The Tribunal after an elaborate discussion of the various contentions raised by the parties and also examining the provision of Bombay Primary Educational Act, 1947 and the Gujarat Amendment Rules 1978 came to the conclusion that the order of termination was bad since the Management had not followed by proper procedure in terminating their services. Further, it was also found that the respondents were entitled to get the pay and allowances as per Government Rules applicable to untrained teachers.

6.     The main contention raised by the Management before us was respondents were unqualified to hold the post and also that they were 6 not trained teachers. We notice that the reason for termination of services was not that they were unqualified or untrained teachers but that they had absented from duties. Assuming that they had absented from duties even then admittedly procedure laid down under Clause 13 and 18 of Schedule `F' of the Bombay Primary Education Rules, 1949 had to be followed before terminating their services. The Tribunal and the High Court had therefore rightly held that the orders of termination of services of the respondents was bad in law.

7.     Rule 106A of the Bombay Primary Education Rules deals with the application for recognition.
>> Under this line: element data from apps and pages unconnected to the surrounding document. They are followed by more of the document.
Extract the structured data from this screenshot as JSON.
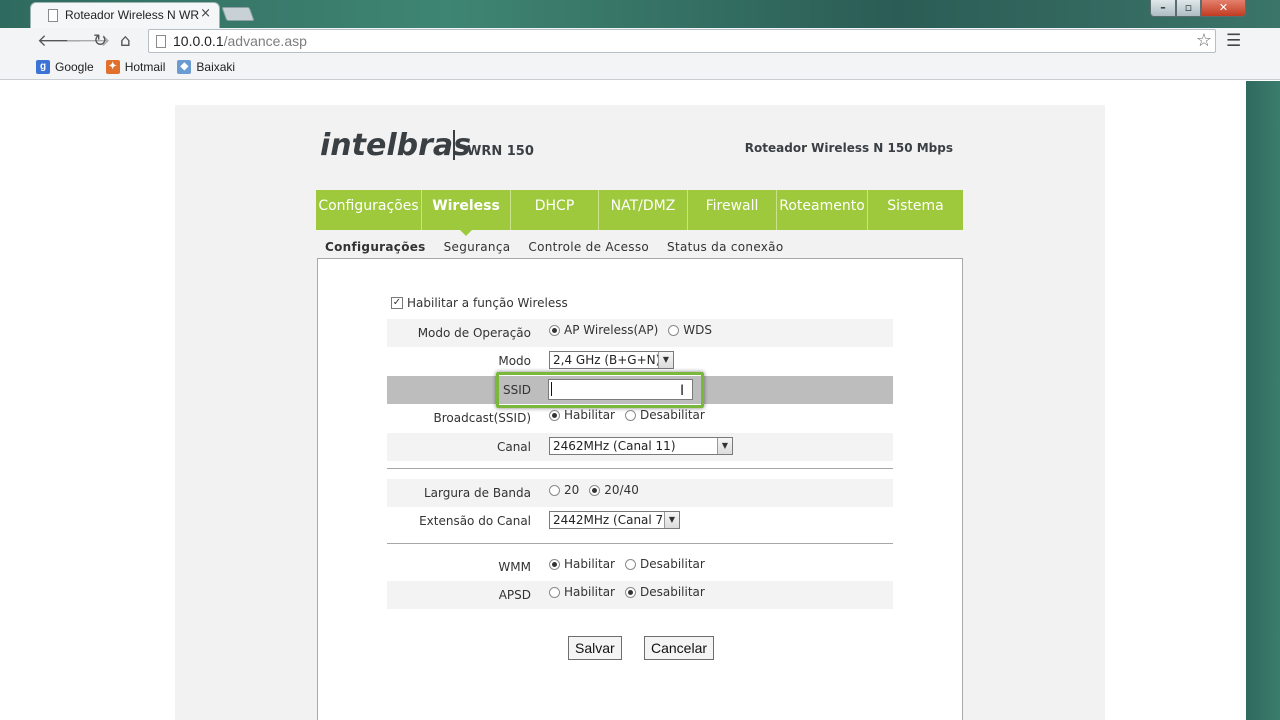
{
  "browser": {
    "tab_title": "Roteador Wireless N WRN",
    "tab_close": "×",
    "url_host": "10.0.0.1",
    "url_path": "/advance.asp",
    "bookmarks": [
      {
        "label": "Google",
        "icon": "google-icon",
        "color": "#3b73d6"
      },
      {
        "label": "Hotmail",
        "icon": "hotmail-icon",
        "color": "#e0702b"
      },
      {
        "label": "Baixaki",
        "icon": "baixaki-icon",
        "color": "#6a9bd1"
      }
    ]
  },
  "header": {
    "brand": "intelbras",
    "model": "WRN 150",
    "product": "Roteador Wireless N 150 Mbps"
  },
  "nav": {
    "accent": "#9fc93c",
    "items": [
      "Configurações",
      "Wireless",
      "DHCP",
      "NAT/DMZ",
      "Firewall",
      "Roteamento",
      "Sistema"
    ],
    "active": "Wireless"
  },
  "subnav": {
    "items": [
      "Configurações",
      "Segurança",
      "Controle de Acesso",
      "Status da conexão"
    ],
    "active": "Configurações"
  },
  "form": {
    "enable_wireless": {
      "label": "Habilitar a função Wireless",
      "checked": true
    },
    "operation_mode": {
      "label": "Modo de Operação",
      "options": [
        "AP Wireless(AP)",
        "WDS"
      ],
      "selected": "AP Wireless(AP)"
    },
    "mode": {
      "label": "Modo",
      "value": "2,4 GHz (B+G+N)"
    },
    "ssid": {
      "label": "SSID",
      "value": ""
    },
    "broadcast": {
      "label": "Broadcast(SSID)",
      "options": [
        "Habilitar",
        "Desabilitar"
      ],
      "selected": "Habilitar"
    },
    "channel": {
      "label": "Canal",
      "value": "2462MHz (Canal 11)"
    },
    "bandwidth": {
      "label": "Largura de Banda",
      "options": [
        "20",
        "20/40"
      ],
      "selected": "20/40"
    },
    "channel_ext": {
      "label": "Extensão do Canal",
      "value": "2442MHz (Canal 7)"
    },
    "wmm": {
      "label": "WMM",
      "options": [
        "Habilitar",
        "Desabilitar"
      ],
      "selected": "Habilitar"
    },
    "apsd": {
      "label": "APSD",
      "options": [
        "Habilitar",
        "Desabilitar"
      ],
      "selected": "Desabilitar"
    }
  },
  "buttons": {
    "save": "Salvar",
    "cancel": "Cancelar"
  }
}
Sub-rule 2 of Rule 106-A states that every application under sub-rule 1 shall be sent to the authorized officer by registered post with acknowledgment due together with an undertaking in writing that the conditions of employment of teachers in the private primary schools shall be those as specified in Schedule 'F' appended to these rules. Schedule 'F' deals with the model conditions of employment of teachers in the private schools in the State of Gujarat which forms part of Rule 106A of the Rules. Clause (v) of sub-rule 4 states that no primary school shall be recognized or continued to be recognized unless the rates of tuition fee, pay-scales and allowances of the teaching staff shall be such as may be approved by the Government from time to time. Following the above mentioned provisions, the Tribunal, on facts found that the respondents were working as teachers in the School for over ten years but they were paid only a consolidated monthly pay of Rs.724 per month, which was found to be not in accordance with rules. Tribunal in our view has correctly come to the conclusion that the respondents-teachers are entitled to get pay and allowances which are applicable to untrained teachers as per Government Rules.

8.     Under the above circumstances, we find no reason to interfere with the order passed by the Tribunal which was confirmed by the High Court. Further, we notice that when this court had granted stay of the judgment vide orders dated 13.1.2006, recorded the statement of counsel for the management that it had disbursed Rs. 2 lakhs towards arrears of salary. Needless to say that amount would be adjusted towards salary due to the respondents. Considering the financial difficulties pointed out by the counsel appearing for the Management and the fact that the School had to be closed down for the years 1995-96 and 1996-97, and considering the fact that there were unauthorized absences, we are of the view that the respondents 1-4 are entitled to get only 50% of the salary and other benefits applicable to the untrained teachers as per Government Rules from the date of appointment till the date of reinstatement after adjusting the above-mentioned amount. Ordered accordingly.

9.     The appeal is disposed of as above.

....................................J.(R.V. Raveendran)

....................................J.(K.S. Radhakrishnan)

New Delhi;

 Back


 



Client Area | Advocate Area | Blogs | About Us | User Agreement | Privacy Policy | Advertise | Media Coverage | Contact Us | Site Map
powered by nubia  |  driven by neosys